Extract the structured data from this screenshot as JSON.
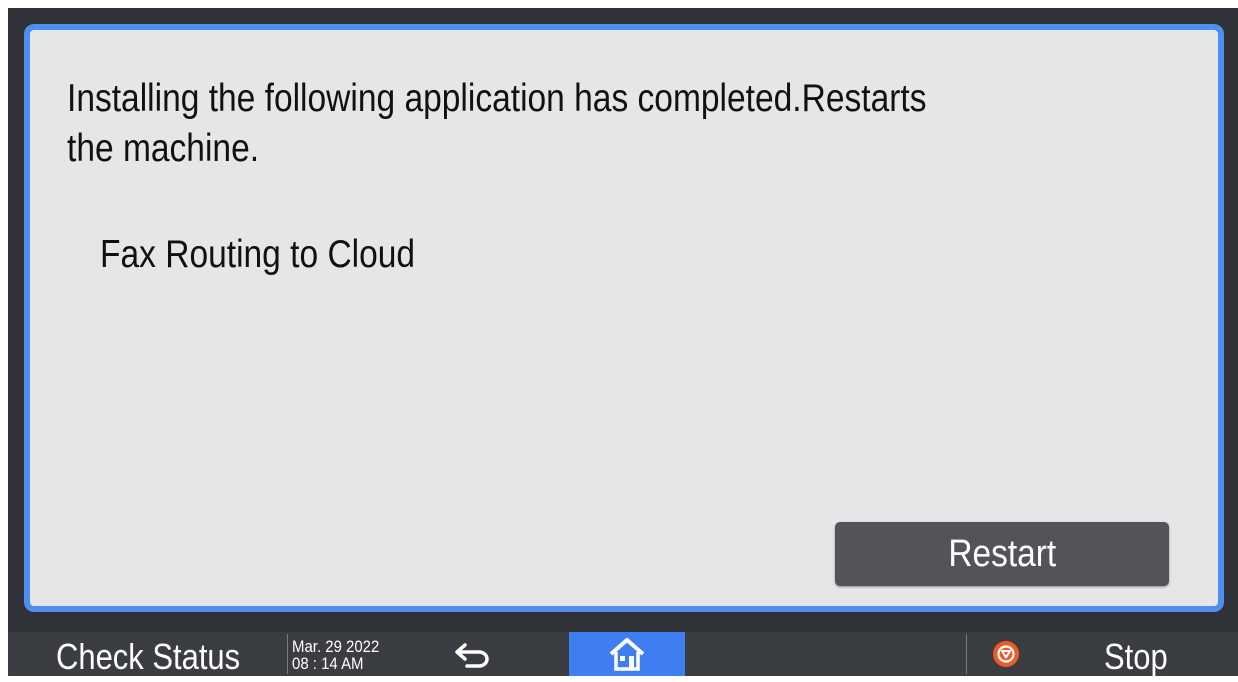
{
  "dialog": {
    "message": "Installing the following application has completed.Restarts the machine.",
    "application_name": "Fax Routing to Cloud",
    "restart_label": "Restart"
  },
  "taskbar": {
    "check_status_label": "Check Status",
    "date": "Mar. 29 2022",
    "time": "08 : 14 AM",
    "stop_label": "Stop",
    "icons": {
      "back": "back-arrow-icon",
      "home": "home-icon",
      "stop": "stop-icon"
    }
  },
  "colors": {
    "dialog_border": "#4f8ff0",
    "dialog_bg": "#e6e6e8",
    "button_bg": "#535457",
    "taskbar_bg": "#3a3d41",
    "home_active": "#3e7ef0",
    "stop_icon": "#f05a28"
  }
}
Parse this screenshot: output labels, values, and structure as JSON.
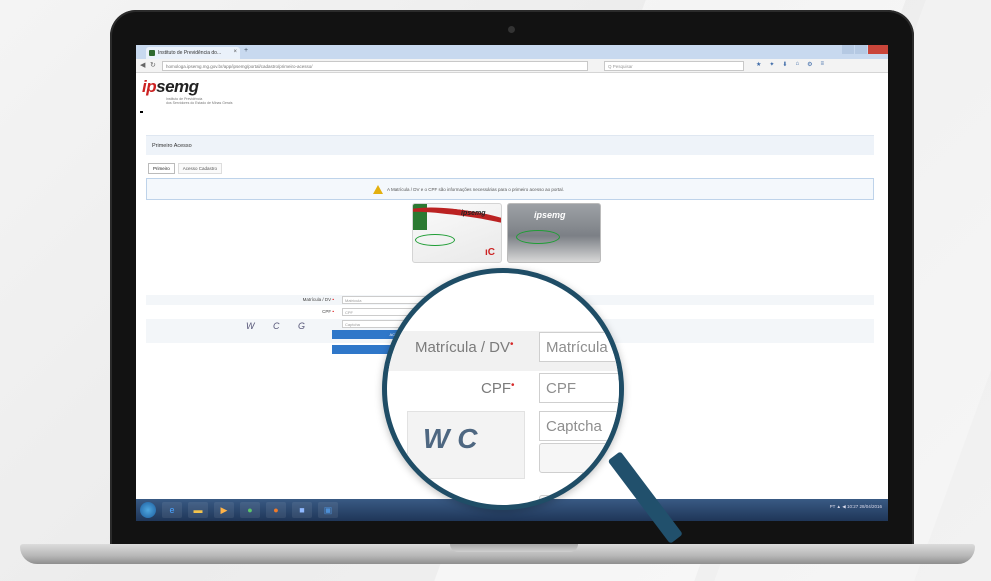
{
  "browser": {
    "tab_title": "Instituto de Previdência do...",
    "tab_close": "×",
    "new_tab": "+",
    "url": "homologa.ipsemg.mg.gov.br/app/ipsemg/portal/cadastro/primeiro-acesso/",
    "search_placeholder": "Q Pesquisar",
    "nav_back": "◀",
    "nav_refresh": "↻"
  },
  "site": {
    "logo_prefix": "ip",
    "logo_main": "semg",
    "logo_subtitle_1": "Instituto de Previdência",
    "logo_subtitle_2": "dos Servidores do Estado de Minas Gerais",
    "section_title": "Primeiro Acesso",
    "tabs": [
      {
        "label": "Primeiro"
      },
      {
        "label": "Acesso Cadastro"
      }
    ],
    "alert_text": "A Matrícula / DV e o CPF são informações necessárias para o primeiro acesso ao portal."
  },
  "cards": {
    "card1_brand": "ipsemg",
    "card1_mark": "ıC",
    "card2_brand": "ipsemg"
  },
  "form": {
    "matricula_label": "Matrícula / DV",
    "matricula_placeholder": "Matrícula",
    "cpf_label": "CPF",
    "cpf_placeholder": "CPF",
    "captcha_text": "W C G",
    "captcha_placeholder": "Captcha",
    "required_mark": "•",
    "button_1": "ACESSAR",
    "button_2": "VOLTAR"
  },
  "taskbar": {
    "tray_text": "PT ▲ ◀ 10:27 28/04/2016"
  },
  "magnifier": {
    "matricula_label": "Matrícula / DV",
    "matricula_placeholder": "Matrícula",
    "cpf_label": "CPF",
    "cpf_placeholder": "CPF",
    "captcha_chars": "W  C",
    "captcha_placeholder": "Captcha",
    "required_mark": "•"
  }
}
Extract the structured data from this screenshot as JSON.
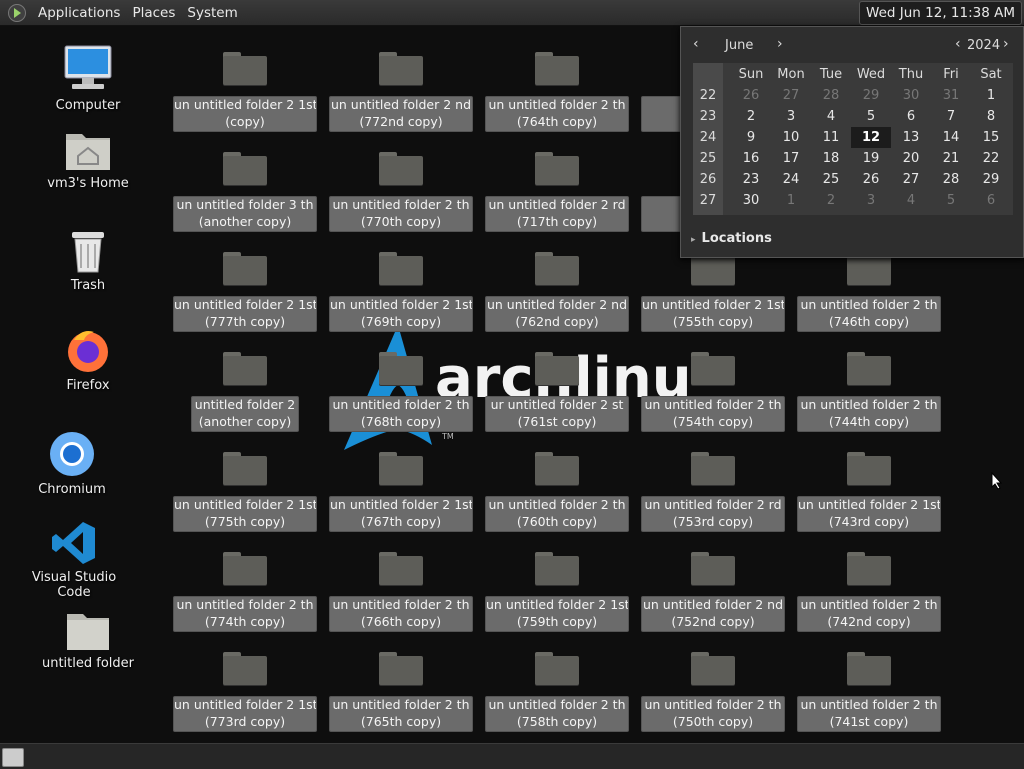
{
  "top_panel": {
    "menus": [
      "Applications",
      "Places",
      "System"
    ],
    "clock": "Wed Jun 12, 11:38 AM"
  },
  "background": {
    "logo_text": "archlinux",
    "logo_tm": "TM"
  },
  "desktop_icons": [
    {
      "label": "Computer",
      "icon": "computer-icon"
    },
    {
      "label": "vm3's Home",
      "icon": "home-folder-icon"
    },
    {
      "label": "Trash",
      "icon": "trash-icon"
    },
    {
      "label": "Firefox",
      "icon": "firefox-icon"
    },
    {
      "label": "Chromium",
      "icon": "chromium-icon"
    },
    {
      "label": "Visual Studio Code",
      "icon": "vscode-icon"
    },
    {
      "label": "untitled folder",
      "icon": "folder-icon"
    }
  ],
  "folders": [
    [
      "un untitled folder 2 1st",
      "(copy)"
    ],
    [
      "un untitled folder 2 nd",
      "(772nd copy)"
    ],
    [
      "un untitled folder 2 th",
      "(764th copy)"
    ],
    [
      "un",
      ""
    ],
    [
      "un untitled folder 3 th",
      "(another copy)"
    ],
    [
      "un untitled folder 2 th",
      "(770th copy)"
    ],
    [
      "un untitled folder 2 rd",
      "(717th copy)"
    ],
    [
      "un unt",
      "("
    ],
    [
      "un untitled folder 2 1st",
      "(777th copy)"
    ],
    [
      "un untitled folder 2 1st",
      "(769th copy)"
    ],
    [
      "un untitled folder 2 nd",
      "(762nd copy)"
    ],
    [
      "un untitled folder 2 1st",
      "(755th copy)"
    ],
    [
      "un untitled folder 2 th",
      "(746th copy)"
    ],
    [
      "untitled folder 2",
      "(another copy)"
    ],
    [
      "un untitled folder 2 th",
      "(768th copy)"
    ],
    [
      "ur untitled folder 2 st",
      "(761st copy)"
    ],
    [
      "un untitled folder 2 th",
      "(754th copy)"
    ],
    [
      "un untitled folder 2 th",
      "(744th copy)"
    ],
    [
      "un untitled folder 2 1st",
      "(775th copy)"
    ],
    [
      "un untitled folder 2 1st",
      "(767th copy)"
    ],
    [
      "un untitled folder 2 th",
      "(760th copy)"
    ],
    [
      "un untitled folder 2 rd",
      "(753rd copy)"
    ],
    [
      "un untitled folder 2 1st",
      "(743rd copy)"
    ],
    [
      "un untitled folder 2 th",
      "(774th copy)"
    ],
    [
      "un untitled folder 2 th",
      "(766th copy)"
    ],
    [
      "un untitled folder 2 1st",
      "(759th copy)"
    ],
    [
      "un untitled folder 2 nd",
      "(752nd copy)"
    ],
    [
      "un untitled folder 2 th",
      "(742nd copy)"
    ],
    [
      "un untitled folder 2 1st",
      "(773rd copy)"
    ],
    [
      "un untitled folder 2 th",
      "(765th copy)"
    ],
    [
      "un untitled folder 2 th",
      "(758th copy)"
    ],
    [
      "un untitled folder 2 th",
      "(750th copy)"
    ],
    [
      "un untitled folder 2 th",
      "(741st copy)"
    ]
  ],
  "calendar": {
    "month": "June",
    "year": "2024",
    "weekdays": [
      "Sun",
      "Mon",
      "Tue",
      "Wed",
      "Thu",
      "Fri",
      "Sat"
    ],
    "weeks": [
      {
        "num": "22",
        "days": [
          "26",
          "27",
          "28",
          "29",
          "30",
          "31",
          "1"
        ]
      },
      {
        "num": "23",
        "days": [
          "2",
          "3",
          "4",
          "5",
          "6",
          "7",
          "8"
        ]
      },
      {
        "num": "24",
        "days": [
          "9",
          "10",
          "11",
          "12",
          "13",
          "14",
          "15"
        ]
      },
      {
        "num": "25",
        "days": [
          "16",
          "17",
          "18",
          "19",
          "20",
          "21",
          "22"
        ]
      },
      {
        "num": "26",
        "days": [
          "23",
          "24",
          "25",
          "26",
          "27",
          "28",
          "29"
        ]
      },
      {
        "num": "27",
        "days": [
          "30",
          "1",
          "2",
          "3",
          "4",
          "5",
          "6"
        ]
      }
    ],
    "today": "12",
    "locations_label": "Locations"
  }
}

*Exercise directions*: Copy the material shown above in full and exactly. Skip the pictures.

*Solution to this task*:
Extract the structured data from this screenshot as JSON.
{
  "dialog": {
    "message": "Installing the following application has completed.Restarts the machine.",
    "application_name": "Fax Routing to Cloud",
    "restart_label": "Restart"
  },
  "taskbar": {
    "check_status_label": "Check Status",
    "date": "Mar. 29 2022",
    "time": "08 : 14 AM",
    "stop_label": "Stop",
    "icons": {
      "back": "back-arrow-icon",
      "home": "home-icon",
      "stop": "stop-icon"
    }
  },
  "colors": {
    "dialog_border": "#4f8ff0",
    "dialog_bg": "#e6e6e8",
    "button_bg": "#535457",
    "taskbar_bg": "#3a3d41",
    "home_active": "#3e7ef0",
    "stop_icon": "#f05a28"
  }
}
Parse this screenshot: output labels, values, and structure as JSON.
{
  "browser": {
    "tab_title": "Instituto de Previdência do...",
    "tab_close": "×",
    "new_tab": "+",
    "url": "homologa.ipsemg.mg.gov.br/app/ipsemg/portal/cadastro/primeiro-acesso/",
    "search_placeholder": "Q Pesquisar",
    "nav_back": "◀",
    "nav_refresh": "↻"
  },
  "site": {
    "logo_prefix": "ip",
    "logo_main": "semg",
    "logo_subtitle_1": "Instituto de Previdência",
    "logo_subtitle_2": "dos Servidores do Estado de Minas Gerais",
    "section_title": "Primeiro Acesso",
    "tabs": [
      {
        "label": "Primeiro"
      },
      {
        "label": "Acesso Cadastro"
      }
    ],
    "alert_text": "A Matrícula / DV e o CPF são informações necessárias para o primeiro acesso ao portal."
  },
  "cards": {
    "card1_brand": "ipsemg",
    "card1_mark": "ıC",
    "card2_brand": "ipsemg"
  },
  "form": {
    "matricula_label": "Matrícula / DV",
    "matricula_placeholder": "Matrícula",
    "cpf_label": "CPF",
    "cpf_placeholder": "CPF",
    "captcha_text": "W C G",
    "captcha_placeholder": "Captcha",
    "required_mark": "•",
    "button_1": "ACESSAR",
    "button_2": "VOLTAR"
  },
  "taskbar": {
    "tray_text": "PT ▲ ◀ 10:27 28/04/2016"
  },
  "magnifier": {
    "matricula_label": "Matrícula / DV",
    "matricula_placeholder": "Matrícula",
    "cpf_label": "CPF",
    "cpf_placeholder": "CPF",
    "captcha_chars": "W  C",
    "captcha_placeholder": "Captcha",
    "required_mark": "•"
  }
}
Extract the structured data from this screenshot as JSON.
{
  "top_panel": {
    "menus": [
      "Applications",
      "Places",
      "System"
    ],
    "clock": "Wed Jun 12, 11:38 AM"
  },
  "background": {
    "logo_text": "archlinux",
    "logo_tm": "TM"
  },
  "desktop_icons": [
    {
      "label": "Computer",
      "icon": "computer-icon"
    },
    {
      "label": "vm3's Home",
      "icon": "home-folder-icon"
    },
    {
      "label": "Trash",
      "icon": "trash-icon"
    },
    {
      "label": "Firefox",
      "icon": "firefox-icon"
    },
    {
      "label": "Chromium",
      "icon": "chromium-icon"
    },
    {
      "label": "Visual Studio Code",
      "icon": "vscode-icon"
    },
    {
      "label": "untitled folder",
      "icon": "folder-icon"
    }
  ],
  "folders": [
    [
      "un untitled folder 2 1st",
      "(copy)"
    ],
    [
      "un untitled folder 2 nd",
      "(772nd copy)"
    ],
    [
      "un untitled folder 2 th",
      "(764th copy)"
    ],
    [
      "un",
      ""
    ],
    [
      "un untitled folder 3 th",
      "(another copy)"
    ],
    [
      "un untitled folder 2 th",
      "(770th copy)"
    ],
    [
      "un untitled folder 2 rd",
      "(717th copy)"
    ],
    [
      "un unt",
      "("
    ],
    [
      "un untitled folder 2 1st",
      "(777th copy)"
    ],
    [
      "un untitled folder 2 1st",
      "(769th copy)"
    ],
    [
      "un untitled folder 2 nd",
      "(762nd copy)"
    ],
    [
      "un untitled folder 2 1st",
      "(755th copy)"
    ],
    [
      "un untitled folder 2 th",
      "(746th copy)"
    ],
    [
      "untitled folder 2",
      "(another copy)"
    ],
    [
      "un untitled folder 2 th",
      "(768th copy)"
    ],
    [
      "ur untitled folder 2 st",
      "(761st copy)"
    ],
    [
      "un untitled folder 2 th",
      "(754th copy)"
    ],
    [
      "un untitled folder 2 th",
      "(744th copy)"
    ],
    [
      "un untitled folder 2 1st",
      "(775th copy)"
    ],
    [
      "un untitled folder 2 1st",
      "(767th copy)"
    ],
    [
      "un untitled folder 2 th",
      "(760th copy)"
    ],
    [
      "un untitled folder 2 rd",
      "(753rd copy)"
    ],
    [
      "un untitled folder 2 1st",
      "(743rd copy)"
    ],
    [
      "un untitled folder 2 th",
      "(774th copy)"
    ],
    [
      "un untitled folder 2 th",
      "(766th copy)"
    ],
    [
      "un untitled folder 2 1st",
      "(759th copy)"
    ],
    [
      "un untitled folder 2 nd",
      "(752nd copy)"
    ],
    [
      "un untitled folder 2 th",
      "(742nd copy)"
    ],
    [
      "un untitled folder 2 1st",
      "(773rd copy)"
    ],
    [
      "un untitled folder 2 th",
      "(765th copy)"
    ],
    [
      "un untitled folder 2 th",
      "(758th copy)"
    ],
    [
      "un untitled folder 2 th",
      "(750th copy)"
    ],
    [
      "un untitled folder 2 th",
      "(741st copy)"
    ]
  ],
  "calendar": {
    "month": "June",
    "year": "2024",
    "weekdays": [
      "Sun",
      "Mon",
      "Tue",
      "Wed",
      "Thu",
      "Fri",
      "Sat"
    ],
    "weeks": [
      {
        "num": "22",
        "days": [
          "26",
          "27",
          "28",
          "29",
          "30",
          "31",
          "1"
        ]
      },
      {
        "num": "23",
        "days": [
          "2",
          "3",
          "4",
          "5",
          "6",
          "7",
          "8"
        ]
      },
      {
        "num": "24",
        "days": [
          "9",
          "10",
          "11",
          "12",
          "13",
          "14",
          "15"
        ]
      },
      {
        "num": "25",
        "days": [
          "16",
          "17",
          "18",
          "19",
          "20",
          "21",
          "22"
        ]
      },
      {
        "num": "26",
        "days": [
          "23",
          "24",
          "25",
          "26",
          "27",
          "28",
          "29"
        ]
      },
      {
        "num": "27",
        "days": [
          "30",
          "1",
          "2",
          "3",
          "4",
          "5",
          "6"
        ]
      }
    ],
    "today": "12",
    "locations_label": "Locations"
  }
}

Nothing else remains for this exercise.